This summer, Stauffer will be back at Santa Rosa, not as the track announcer but as one of the three stewards, whose job among other things is to remind jockeys that a straight line is still the shortest distance between two points. The California Horse Racing Board, enabling Stauffer to make a unique career shift, has also assigned him to work at three other tracks on the fair circuit--Ferndale, Fresno and Pomona. These appointments, for a racetrack veteran but someone who has never worked as a steward, have touched off a firestorm among dozens of other accredited racing officials in the state, many of whom feel they were passed over for the posts. Stauffer is dodging brickbats before he's taken down his first horse.
Many of these officials, hoping to move up, have worked as associate stewards, placing judges, patrol judges and at other board-appointed jobs. "We've passed the stewards' exam (which is both written and oral)," the anonymous official said. "Then we write letters every year, asking to be moved up to stewards, and hope somebody notices us. A lot of us were really surprised when we saw (Stauffer's) name on the (stewards') list."
You might have thought that the time for the Stauffer protest should have come in 2008, when the racing board assigned him 39 days, at Northern California fairs and Los Alamitos. But any outcry, even if it existed, would have been academic, because Stauffer didn't accept those dates; he was embarking on another tangential career, as a jockey agent. The board allowed him to continue what he considers his "bread and butter" job, calling the races at Hollywood Park, when he took over the book of Joel Rosario. At first blush, this announcer-agent gig smacked to me of conflict of interest--publicly calling races in which he had a financial interest--but in all honesty I had trouble nailing the conflict, and I was a voice in the wilderness, anyway. Rosario eventually fired Stauffer, who was left with another jockey, Martin Garcia, but that partnership was also short-lived. Stauffer landed on his feet with Tyler Baze, who was seriously injured last year in a gate accident at Del Mar. Stauffer told the sidelined Baze early this year that he was leaving the agent business, permanently, and he told me the same thing the other day when we discussed his steward's job. Juggling the track announcer's job with booking mounts for jockeys was another novel situation, but Stauffer appears to have a million of them. He once drove a parking-lot shuttle while he was also calling the races at Yakima Meadows, the now-defunct track in central Washington, and I remember the days when he was a chart-caller for the Daily Racing Form. His race footnotes were longer than "War and Peace."
"I've had just about every job around the track, from entry clerk on up," said the 51-year-old Stauffer, whose calling card on the Del Mar fans' blog is goofonroof. "I've owned horses, and I've certainly bet on them, which I think is an asset going into this job. I've heard some of the grumbling. But I've been waiting 25 years for a chance like this. This has always been my dream, to work as a steward. I've been picking the brains of other stewards a long time to get ready for this. Look, there are a lot of terrific, very talented people in the stewards' pool, and I've got the utmost respect for every one of them. But I have a lot of confidence that I'll be able to do this."

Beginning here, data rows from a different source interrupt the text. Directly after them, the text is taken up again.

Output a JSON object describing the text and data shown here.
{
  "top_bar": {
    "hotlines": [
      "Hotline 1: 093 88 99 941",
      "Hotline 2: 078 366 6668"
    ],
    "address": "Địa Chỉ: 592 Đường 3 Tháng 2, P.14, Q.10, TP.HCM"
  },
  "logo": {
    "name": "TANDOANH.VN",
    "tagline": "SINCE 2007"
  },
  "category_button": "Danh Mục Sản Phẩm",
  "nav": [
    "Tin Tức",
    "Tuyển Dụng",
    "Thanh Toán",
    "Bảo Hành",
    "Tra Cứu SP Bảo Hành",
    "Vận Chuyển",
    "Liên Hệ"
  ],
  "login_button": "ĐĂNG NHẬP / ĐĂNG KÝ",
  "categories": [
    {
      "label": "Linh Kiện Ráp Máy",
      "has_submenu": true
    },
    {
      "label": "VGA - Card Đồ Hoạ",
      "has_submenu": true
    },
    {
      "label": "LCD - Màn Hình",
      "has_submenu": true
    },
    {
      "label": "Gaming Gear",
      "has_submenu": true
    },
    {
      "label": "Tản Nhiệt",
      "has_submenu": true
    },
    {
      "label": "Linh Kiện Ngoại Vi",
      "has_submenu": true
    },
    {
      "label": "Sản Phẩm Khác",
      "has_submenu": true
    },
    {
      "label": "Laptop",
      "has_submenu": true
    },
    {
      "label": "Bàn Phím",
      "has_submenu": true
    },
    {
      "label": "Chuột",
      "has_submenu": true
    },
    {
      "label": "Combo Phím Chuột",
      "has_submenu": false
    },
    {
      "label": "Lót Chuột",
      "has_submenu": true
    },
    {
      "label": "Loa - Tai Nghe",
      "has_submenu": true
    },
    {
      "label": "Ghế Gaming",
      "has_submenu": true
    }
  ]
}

Stauffer said that the only track announcer he could recall going from that job to a steward's post was Marshall Cassidy in New York. It wasn't by choice, old friend Cassidy told me. "It was 1990," he said. "New York Racing Association chairman Alan Dragone had an obvious dislike for my announcing, and a simutaneous preference for Tom Durkin's. Jerry McKeon (NYRA president) delivered the message in May and asked if I would be interested in attending the (racing officials') school at the University of Louisville to become accredited as a steward, or if I would be interested in pursuing a new enterprise of The Jockey Club's called Equibase. . . I responded positively to both options. The wisdom of that judgment continues to plague my consciousness."
Cassidy went on to work as an alternate steward, but mainly worked for Equibase until he retired in 1996. "The NYRA stewards' stand was fully manned by more-than-competent officials," he said. "There was no reason for me to assume official elevation to a full-fledged stewards' job anytime soon."
Somewhere or other, Stauffer seems to have been calling races all his life. He's worked the boonies and the big-time, and at one time was on a circuit that included Gulfstream Park and Hollywood.
"Vic has had extensive experience in many facets of racing," said John Harris, a member of the racing board. "He is well-qualified to be a steward. He has probably watched and been attentive to more races than most stewards anywhere. He is accredited (by Racing Commissioners International) and I think he's a fine appointment."
Cassidy doesn't know Stauffer, but wishes him well. Cassidy called the races for more than 10 years in New York when he was canned. "I'm glad to hear that Stauffer is covering his bases," Cassidy said. "He's a good announcer, but the unthinkable can always occur."